The publicist’s biography. Novelist, essayist, and lyricist Christian Bauman first gained notoriety playing guitar on the folk/acoustic circuit and later as the author of a critically acclaimed cycle of novels set in the 1990s (The Ice Beneath You, Voodoo Lounge, and In Hoboken, published between 2002 and 2008) and as a regular contributor to NPR’s Weekend All Things Considered. Other short work by Bauman has been published in several fiction and nonfiction anthologies, The New York Times, IdentityTheory, and Slate. Bauman has been interviewed by Terry Gross on Fresh Air, Rachel Maddow and Chuck D on Air America, Vin Scelsa on Idiot’s Delight, and featured in the Times and CNN. Born in 1970, Bauman lived in India for a year when a teenager, became a father at age 17, and joined the US Army Waterborne in 1991, serving tours with expeditionary forces in the conflicts in Somalia and Haiti. 

The author’s biography. I have two wicked-cool, beautiful daughters and two permanent dogs, in a house where dogs and kids often seem to come and go and ebb and flow like the tides. I live in Bucks County, Pennsylvania, just outside a town called New Hope. I was born upriver on June 15, 1970, in Easton, Pennsylvania and went to high school in New Jersey, so I claim multi-ethnicity. By far the most consistent things I did as a kid were read a lot of books and listen to a lot of music. When I was thirteen I lived in India for a year; it was difficult to be normal after that. In high school I didn’t do much but theater, drums, guitar, the school paper, and other nefarious distractions. I had a hard time focusing on or even showing up to classes, and would have very much liked to run away with the circus were it not for a disappointing yet complete lack of talent in juggling or lion taming. I hung out in New York and smoked cigarettes and befriended similar wandering minstrel and gypsy souls. I joined the army in 1991, hoping that four years in a barracks somewhere might keep me well-fed while giving me time to write and play guitar. Instead I deployed to Somalia and then Haiti. When I got home I packed up and then left again for a few years, this time with a guitar instead of a rifle. I recorded a couple of albums. I played in a sort-of band called Camp Hoboken. Later I finally needed to make a real living for a while; they wouldn't let me teach because I never went to college, so I got into advertising. I still do that; it suits my temperament. I wrote my first novel when I was twenty-nine, and then I wrote a couple more. I think I have a few more in me. I'm finally finishing a new one now. It's about two sisters in Manhattan and the sun hasn't been out in four months and it won't stop snowing and there's a heavy door and stairway leading down.

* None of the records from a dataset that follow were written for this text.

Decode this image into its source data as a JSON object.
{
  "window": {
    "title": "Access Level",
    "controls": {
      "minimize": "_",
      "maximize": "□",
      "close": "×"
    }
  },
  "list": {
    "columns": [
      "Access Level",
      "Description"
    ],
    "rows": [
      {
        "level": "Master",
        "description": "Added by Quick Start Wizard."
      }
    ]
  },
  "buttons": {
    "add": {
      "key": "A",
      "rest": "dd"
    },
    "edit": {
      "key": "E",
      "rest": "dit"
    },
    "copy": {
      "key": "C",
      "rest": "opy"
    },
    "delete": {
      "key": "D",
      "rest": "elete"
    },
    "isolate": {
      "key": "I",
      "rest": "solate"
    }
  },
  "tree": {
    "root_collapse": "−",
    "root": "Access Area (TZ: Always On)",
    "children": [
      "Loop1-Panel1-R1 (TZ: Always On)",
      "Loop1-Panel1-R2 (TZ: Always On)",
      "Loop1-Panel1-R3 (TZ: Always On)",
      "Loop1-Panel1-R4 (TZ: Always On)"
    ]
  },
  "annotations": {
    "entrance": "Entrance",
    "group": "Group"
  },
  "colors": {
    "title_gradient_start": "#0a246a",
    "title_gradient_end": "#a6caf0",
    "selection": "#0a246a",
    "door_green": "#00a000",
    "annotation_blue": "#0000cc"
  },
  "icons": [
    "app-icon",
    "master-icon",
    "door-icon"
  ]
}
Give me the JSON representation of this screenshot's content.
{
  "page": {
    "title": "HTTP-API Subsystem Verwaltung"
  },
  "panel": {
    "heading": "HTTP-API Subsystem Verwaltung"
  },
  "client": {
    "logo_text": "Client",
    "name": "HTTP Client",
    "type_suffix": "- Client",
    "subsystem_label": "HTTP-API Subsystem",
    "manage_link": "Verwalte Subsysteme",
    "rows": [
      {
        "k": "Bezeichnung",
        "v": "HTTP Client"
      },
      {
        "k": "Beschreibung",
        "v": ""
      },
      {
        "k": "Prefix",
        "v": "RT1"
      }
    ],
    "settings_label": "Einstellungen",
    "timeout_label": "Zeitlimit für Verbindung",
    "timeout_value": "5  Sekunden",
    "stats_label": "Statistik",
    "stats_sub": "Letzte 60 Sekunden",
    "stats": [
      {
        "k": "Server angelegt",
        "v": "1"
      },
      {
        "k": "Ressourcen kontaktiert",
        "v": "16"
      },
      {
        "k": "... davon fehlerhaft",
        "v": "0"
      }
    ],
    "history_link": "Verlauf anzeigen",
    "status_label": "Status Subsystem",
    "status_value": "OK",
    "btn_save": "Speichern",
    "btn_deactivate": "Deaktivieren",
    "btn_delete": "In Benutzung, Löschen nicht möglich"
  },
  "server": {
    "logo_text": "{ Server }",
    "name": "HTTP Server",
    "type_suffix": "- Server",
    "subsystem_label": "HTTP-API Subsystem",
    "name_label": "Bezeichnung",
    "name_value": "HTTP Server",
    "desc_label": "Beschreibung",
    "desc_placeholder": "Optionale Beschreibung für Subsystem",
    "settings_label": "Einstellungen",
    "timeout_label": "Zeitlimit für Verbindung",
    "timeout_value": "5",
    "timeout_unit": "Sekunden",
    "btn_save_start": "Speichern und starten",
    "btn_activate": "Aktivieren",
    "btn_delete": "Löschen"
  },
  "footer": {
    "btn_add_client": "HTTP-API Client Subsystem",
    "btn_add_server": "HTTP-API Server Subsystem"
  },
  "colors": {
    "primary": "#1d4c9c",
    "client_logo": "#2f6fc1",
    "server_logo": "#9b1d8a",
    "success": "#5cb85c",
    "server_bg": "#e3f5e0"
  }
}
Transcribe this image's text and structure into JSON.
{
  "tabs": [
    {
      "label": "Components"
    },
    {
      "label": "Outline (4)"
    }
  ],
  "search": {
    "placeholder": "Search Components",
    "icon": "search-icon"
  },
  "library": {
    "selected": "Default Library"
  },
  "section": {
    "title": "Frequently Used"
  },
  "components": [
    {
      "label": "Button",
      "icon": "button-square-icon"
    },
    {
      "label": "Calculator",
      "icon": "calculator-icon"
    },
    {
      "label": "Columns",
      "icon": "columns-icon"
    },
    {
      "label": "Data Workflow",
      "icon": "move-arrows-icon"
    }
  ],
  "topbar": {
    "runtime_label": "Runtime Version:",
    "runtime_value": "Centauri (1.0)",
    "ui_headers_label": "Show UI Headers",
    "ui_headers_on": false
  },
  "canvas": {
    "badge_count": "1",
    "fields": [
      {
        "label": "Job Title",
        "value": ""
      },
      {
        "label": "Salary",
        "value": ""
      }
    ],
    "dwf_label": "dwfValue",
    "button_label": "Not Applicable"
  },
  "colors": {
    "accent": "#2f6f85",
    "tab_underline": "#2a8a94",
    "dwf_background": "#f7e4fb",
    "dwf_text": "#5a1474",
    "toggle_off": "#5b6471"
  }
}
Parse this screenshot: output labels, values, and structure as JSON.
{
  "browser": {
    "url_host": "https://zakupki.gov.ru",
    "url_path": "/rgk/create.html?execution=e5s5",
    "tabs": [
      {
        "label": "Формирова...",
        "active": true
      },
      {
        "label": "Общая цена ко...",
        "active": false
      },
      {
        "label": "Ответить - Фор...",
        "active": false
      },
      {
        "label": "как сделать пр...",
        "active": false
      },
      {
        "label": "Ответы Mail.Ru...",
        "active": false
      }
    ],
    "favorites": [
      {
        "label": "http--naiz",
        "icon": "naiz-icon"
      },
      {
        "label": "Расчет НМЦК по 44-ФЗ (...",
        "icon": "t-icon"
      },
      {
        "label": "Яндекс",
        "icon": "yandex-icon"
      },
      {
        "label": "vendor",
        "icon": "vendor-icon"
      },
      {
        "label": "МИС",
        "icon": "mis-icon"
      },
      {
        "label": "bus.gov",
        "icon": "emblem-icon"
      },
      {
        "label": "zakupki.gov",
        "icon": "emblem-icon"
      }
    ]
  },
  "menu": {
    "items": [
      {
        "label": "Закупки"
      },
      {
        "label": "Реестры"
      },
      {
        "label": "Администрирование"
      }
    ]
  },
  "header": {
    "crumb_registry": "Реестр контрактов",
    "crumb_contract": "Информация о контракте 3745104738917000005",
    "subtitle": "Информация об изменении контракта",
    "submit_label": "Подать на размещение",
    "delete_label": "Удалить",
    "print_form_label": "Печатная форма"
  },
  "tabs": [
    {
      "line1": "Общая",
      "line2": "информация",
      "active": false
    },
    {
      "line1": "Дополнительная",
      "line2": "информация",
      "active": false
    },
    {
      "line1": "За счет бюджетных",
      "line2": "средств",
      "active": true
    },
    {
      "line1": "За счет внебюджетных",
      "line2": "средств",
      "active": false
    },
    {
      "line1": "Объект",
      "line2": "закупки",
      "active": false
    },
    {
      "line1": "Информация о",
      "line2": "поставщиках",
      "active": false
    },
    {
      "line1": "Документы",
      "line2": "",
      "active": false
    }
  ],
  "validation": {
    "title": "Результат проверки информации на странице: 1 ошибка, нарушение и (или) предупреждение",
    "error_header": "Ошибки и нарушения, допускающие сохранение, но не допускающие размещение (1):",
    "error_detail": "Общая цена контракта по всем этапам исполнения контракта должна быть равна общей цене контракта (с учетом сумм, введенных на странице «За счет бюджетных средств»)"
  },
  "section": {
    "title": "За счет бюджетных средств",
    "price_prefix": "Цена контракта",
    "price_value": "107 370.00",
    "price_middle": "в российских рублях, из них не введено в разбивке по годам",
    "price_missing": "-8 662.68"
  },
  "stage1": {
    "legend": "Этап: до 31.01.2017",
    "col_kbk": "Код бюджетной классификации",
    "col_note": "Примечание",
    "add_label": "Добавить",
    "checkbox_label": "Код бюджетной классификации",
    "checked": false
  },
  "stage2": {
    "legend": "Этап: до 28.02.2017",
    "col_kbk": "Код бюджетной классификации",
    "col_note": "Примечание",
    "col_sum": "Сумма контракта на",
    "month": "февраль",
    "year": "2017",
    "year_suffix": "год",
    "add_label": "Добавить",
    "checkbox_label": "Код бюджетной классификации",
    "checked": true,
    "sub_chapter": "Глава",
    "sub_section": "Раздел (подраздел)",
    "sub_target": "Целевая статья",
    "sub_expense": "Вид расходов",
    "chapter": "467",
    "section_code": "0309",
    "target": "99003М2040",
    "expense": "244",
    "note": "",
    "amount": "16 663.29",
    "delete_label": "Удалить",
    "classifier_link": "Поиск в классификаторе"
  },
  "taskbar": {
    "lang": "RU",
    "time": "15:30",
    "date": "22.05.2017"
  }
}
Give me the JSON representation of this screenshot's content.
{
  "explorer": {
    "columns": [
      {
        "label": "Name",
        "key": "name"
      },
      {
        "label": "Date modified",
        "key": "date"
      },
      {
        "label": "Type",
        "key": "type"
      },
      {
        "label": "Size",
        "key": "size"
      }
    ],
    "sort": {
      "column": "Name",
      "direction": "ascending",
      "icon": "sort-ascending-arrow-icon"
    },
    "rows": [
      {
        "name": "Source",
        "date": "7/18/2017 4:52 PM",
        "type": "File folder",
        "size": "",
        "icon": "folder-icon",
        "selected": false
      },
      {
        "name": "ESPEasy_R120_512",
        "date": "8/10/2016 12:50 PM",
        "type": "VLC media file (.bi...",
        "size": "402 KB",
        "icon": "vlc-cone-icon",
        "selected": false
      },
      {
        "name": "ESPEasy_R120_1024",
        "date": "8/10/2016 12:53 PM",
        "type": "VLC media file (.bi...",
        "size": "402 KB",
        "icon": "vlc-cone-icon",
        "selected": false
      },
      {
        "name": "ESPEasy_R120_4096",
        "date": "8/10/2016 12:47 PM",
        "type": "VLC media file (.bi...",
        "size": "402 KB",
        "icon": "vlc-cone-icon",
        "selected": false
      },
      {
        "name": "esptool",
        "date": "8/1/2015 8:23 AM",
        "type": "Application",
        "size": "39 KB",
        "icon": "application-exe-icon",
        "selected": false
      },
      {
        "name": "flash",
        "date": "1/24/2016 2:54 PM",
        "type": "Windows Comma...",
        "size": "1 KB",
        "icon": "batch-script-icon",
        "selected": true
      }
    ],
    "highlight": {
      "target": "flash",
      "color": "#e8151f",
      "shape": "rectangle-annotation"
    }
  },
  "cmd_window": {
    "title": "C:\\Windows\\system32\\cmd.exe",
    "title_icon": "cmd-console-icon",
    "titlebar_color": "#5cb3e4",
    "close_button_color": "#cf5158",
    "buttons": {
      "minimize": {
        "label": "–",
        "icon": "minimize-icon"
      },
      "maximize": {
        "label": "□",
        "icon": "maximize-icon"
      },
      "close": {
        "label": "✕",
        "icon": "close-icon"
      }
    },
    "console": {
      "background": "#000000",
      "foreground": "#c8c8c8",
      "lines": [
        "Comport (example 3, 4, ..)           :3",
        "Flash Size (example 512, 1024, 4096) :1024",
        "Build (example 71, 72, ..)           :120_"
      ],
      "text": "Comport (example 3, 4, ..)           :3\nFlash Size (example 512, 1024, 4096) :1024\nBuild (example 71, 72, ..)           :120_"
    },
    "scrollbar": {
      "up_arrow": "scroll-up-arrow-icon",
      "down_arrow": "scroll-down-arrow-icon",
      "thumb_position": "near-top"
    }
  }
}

Click here for how Garrison Keillor described Bauman’s odd life on the Writer’s Almanac in 2010. You can listen to the podcast, or scroll down past Deborah Digges’s delightful poem (actually, don’t scroll; read the poem) for the text version.

2003 feature in the The New York Times written by Chris Hedges; the writing of this article is how Hedges and CB met.

Here is a 2008 interview with Jen Crispin (that's Jessa's sister, for those in the know) at Bookslut.com, from the release of In Hoboken, with the first public mention of The Night Door.

From 2008, a long telling of Bauman folk and folks with some photos to die for.